As COVID-19 continues to present a frustrating public health issue this summer, many of us are feeling challenged by the advice to remain at home and socially distanced as much as possible from our local communities. It’s true that stores and restaurants are beginning to open up, and we’re starting to get out and about more often. However, large local community events and gatherings remain canceled, and it’s clear that “getting back to normal” may still be a long way off.
Here at Homestead Village, our THRIVE WHERE YOU ARE® philosophy promotes ways for older adults to stay connected with all the important people, places, and pursuits in their lives. And with that in mind, we have been offering helpful articles and practical advice here on our blog throughout this difficult period to help you pick up some new tech skills and creative ideas to make staying at home easier.
Today’s post builds on some of the tips and tricks we offered up back in April 2020 for staying connected remotely to our friends, family, and other loved ones who don’t happen to share the same house, apartment, or other living space with us. Many of those ideas had to do with learning to embrace new technology resources to connect, and we’re now giving you even more “connected” resources to explore.

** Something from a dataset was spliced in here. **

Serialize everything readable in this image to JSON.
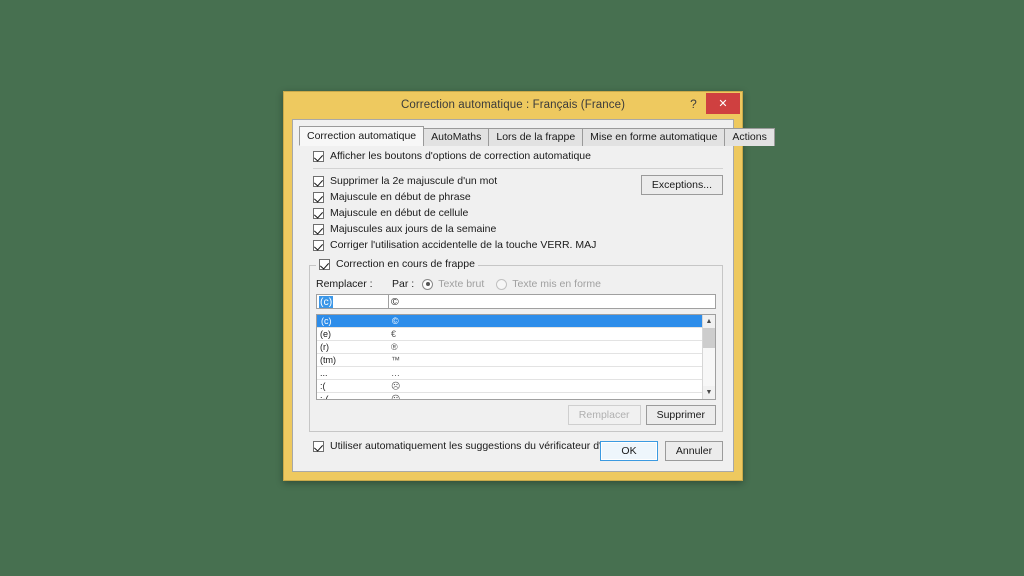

Discover how to keep up with happenings in your local community through your smartphone, computer, or tablet device now!
Chances are, you’ve been on Facebook for a while now. It’s such a great way to keep in touch with family and friends who may be scattered across the country or the world and share everything from recipes to old photos. But have you heard about Facebook Groups?
For every hobby, cause, and pursuit you can think of, there’s probably already a group organized around that topic. You can think of them like online clubs, and some may have an application or request submission process to join. This helps to make sure that only people who are genuinely interested in a particular topic are allowed to take part in conversations.
Many Facebook Groups are location-based, as well. Your town or city probably has several groups just devoted to keeping up with nearby happenings and news. If you live in a suburban area—or on campus at a retirement community like Homestead Village—you may even find groups just for residents. Some families and workplaces also have their own groups!
One of the great things about Facebook Groups, though, is that if one does not yet exist for the community of people you want to connect with, you can start the group yourself. Of course, starting a group often comes with moderator duties, and you’ll want to set up rules and standards for yours. This can be a fun process, and you can invite others to help you moderate, too.
As we mentioned in the previous section, locality-based Facebook Groups can offer a great way to connect with your neighbors. However, there are a few popular standalone apps that can help neighborhoods keep in touch online, too.
One of these is Nextdoor, which bills itself as “your local hub to connect and share with the neighborhood.” And the app can help make your neighborhood safer and friendlier. Check out Nextdoor’s how-to article about getting started with the app. It’s free to join and presents a great way to get to know your neighbors even if you can’t socialize with them in person right now.
Additionally, Residents at Homestead Village enjoy a community app called TouchTown, where they can easily access calendars, menus, announcements, directories, and more!
In retirement, pursuing volunteer opportunities becomes significant for many. Here at Homestead Village, volunteering both on our campus and in the broader local Lancaster community is deeply important to many of our residents. With greater limitations on spending time away from home so far in 2020, staying committed to volunteerism has meant getting a little creative, however.
For instance, if you enjoy participating in political campaigns, that may mean making phone calls on behalf of a political candidate or cause instead of poll-watching or canvassing door-to-door. And instead of sorting donations and stocking shelves at your local food pantry, you might be helping with fundraising efforts online.
VolunteerMatch.org shares thousands of virtual volunteer opportunities on behalf of non-profits, or you can also check directly with organizations you enjoy supporting in your community. In Lancaster, the United Way of Lancaster County always has a listing of current volunteer needs, which includes virtual opportunities.
Each month so far this summer (through August), Homestead Village’s “community way partner,” Church of the Apostles, has been presenting themed activities for you and your family to enjoy in the church’s Rader Park, your own backyard, or another park or nature area near you. Weekly self-guided activities—such as Family Science in the Park—are posted on the church web site and public Facebook page, so be sure to check out the ideas and resources to safely go out and explore the wonders of nature and creation.
Many music teachers have started doing virtual music lessons, so now is a great time to start learning guitar, harp, or any instrument you’ve always wanted to learn! As we covered in our recent blog post about learning and enjoying new hobbies online, music is a pursuit that can be enjoyed just as easily from a distance as it can in person.
Virtual concerts are also being posted, and you can discover virtual music workshops, too, such as the Somerset Folk Harp Festival—and many more for the instrument of your choice. It’s never been easier to try something new from the comfort of your home!
We sincerely hope you are staying happy and healthy during this difficult time, whether you are one of our treasured Homestead Village Residents or part of our larger online community of friends and neighbors. If you have questions, please give us a call or contact us through HomesteadVillage.org.